┌────────

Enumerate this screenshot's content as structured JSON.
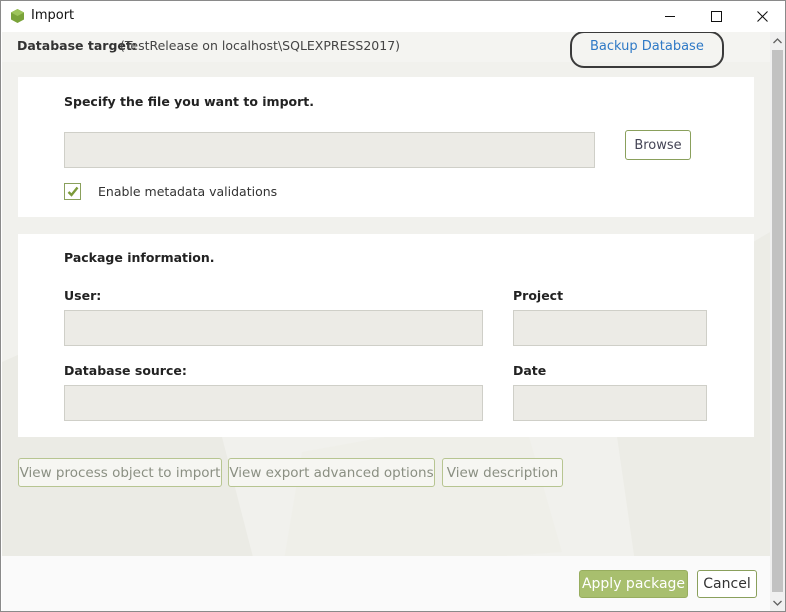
{
  "window": {
    "title": "Import",
    "controls": {
      "minimize": "minimize-icon",
      "maximize": "maximize-icon",
      "close": "close-icon"
    }
  },
  "target": {
    "label": "Database target:",
    "value": "(TestRelease on localhost\\SQLEXPRESS2017)",
    "backup_link": "Backup Database"
  },
  "file_section": {
    "heading": "Specify the file you want to import.",
    "file_value": "",
    "browse_label": "Browse",
    "metadata_checkbox": {
      "label": "Enable metadata validations",
      "checked": true
    }
  },
  "package_section": {
    "heading": "Package information.",
    "user_label": "User:",
    "user_value": "",
    "project_label": "Project",
    "project_value": "",
    "db_source_label": "Database source:",
    "db_source_value": "",
    "date_label": "Date",
    "date_value": ""
  },
  "actions": {
    "view_process": "View process object to import",
    "view_export": "View export advanced options",
    "view_description": "View description"
  },
  "footer": {
    "apply": "Apply package",
    "cancel": "Cancel"
  },
  "colors": {
    "accent_green": "#a8bf6e",
    "border_green": "#8aa05c",
    "link_blue": "#2e79c6"
  }
}
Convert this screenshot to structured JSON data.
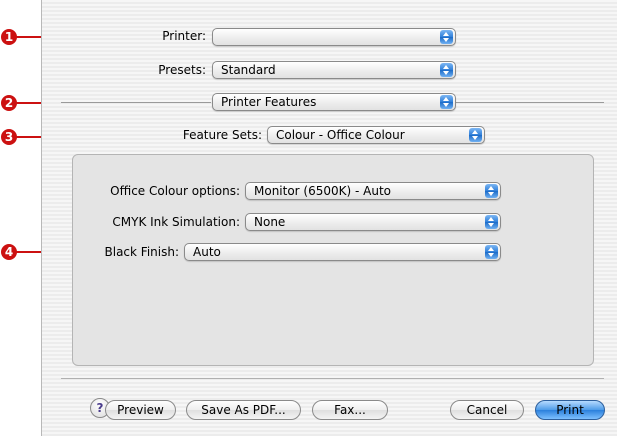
{
  "colors": {
    "callout": "#cc1111",
    "accent": "#2b80dc"
  },
  "callouts": [
    "1",
    "2",
    "3",
    "4"
  ],
  "printer": {
    "label": "Printer:",
    "value": ""
  },
  "presets": {
    "label": "Presets:",
    "value": "Standard"
  },
  "panel": {
    "value": "Printer Features"
  },
  "feature_sets": {
    "label": "Feature Sets:",
    "value": "Colour - Office Colour"
  },
  "options": [
    {
      "label": "Office Colour options:",
      "value": "Monitor (6500K) - Auto"
    },
    {
      "label": "CMYK Ink Simulation:",
      "value": "None"
    },
    {
      "label": "Black Finish:",
      "value": "Auto"
    }
  ],
  "buttons": {
    "help": "?",
    "preview": "Preview",
    "save_pdf": "Save As PDF...",
    "fax": "Fax...",
    "cancel": "Cancel",
    "print": "Print"
  },
  "icons": {
    "popup_arrows": "up-down-arrows-icon",
    "help": "help-icon"
  }
}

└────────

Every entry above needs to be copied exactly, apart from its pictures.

Enumerate this screenshot's content as structured JSON.
{
  "window": {
    "title": "Import",
    "controls": {
      "minimize": "minimize-icon",
      "maximize": "maximize-icon",
      "close": "close-icon"
    }
  },
  "target": {
    "label": "Database target:",
    "value": "(TestRelease on localhost\\SQLEXPRESS2017)",
    "backup_link": "Backup Database"
  },
  "file_section": {
    "heading": "Specify the file you want to import.",
    "file_value": "",
    "browse_label": "Browse",
    "metadata_checkbox": {
      "label": "Enable metadata validations",
      "checked": true
    }
  },
  "package_section": {
    "heading": "Package information.",
    "user_label": "User:",
    "user_value": "",
    "project_label": "Project",
    "project_value": "",
    "db_source_label": "Database source:",
    "db_source_value": "",
    "date_label": "Date",
    "date_value": ""
  },
  "actions": {
    "view_process": "View process object to import",
    "view_export": "View export advanced options",
    "view_description": "View description"
  },
  "footer": {
    "apply": "Apply package",
    "cancel": "Cancel"
  },
  "colors": {
    "accent_green": "#a8bf6e",
    "border_green": "#8aa05c",
    "link_blue": "#2e79c6"
  }
}
Convert this screenshot to structured JSON data.
{
  "colors": {
    "callout": "#cc1111",
    "accent": "#2b80dc"
  },
  "callouts": [
    "1",
    "2",
    "3",
    "4"
  ],
  "printer": {
    "label": "Printer:",
    "value": ""
  },
  "presets": {
    "label": "Presets:",
    "value": "Standard"
  },
  "panel": {
    "value": "Printer Features"
  },
  "feature_sets": {
    "label": "Feature Sets:",
    "value": "Colour - Office Colour"
  },
  "options": [
    {
      "label": "Office Colour options:",
      "value": "Monitor (6500K) - Auto"
    },
    {
      "label": "CMYK Ink Simulation:",
      "value": "None"
    },
    {
      "label": "Black Finish:",
      "value": "Auto"
    }
  ],
  "buttons": {
    "help": "?",
    "preview": "Preview",
    "save_pdf": "Save As PDF...",
    "fax": "Fax...",
    "cancel": "Cancel",
    "print": "Print"
  },
  "icons": {
    "popup_arrows": "up-down-arrows-icon",
    "help": "help-icon"
  }
}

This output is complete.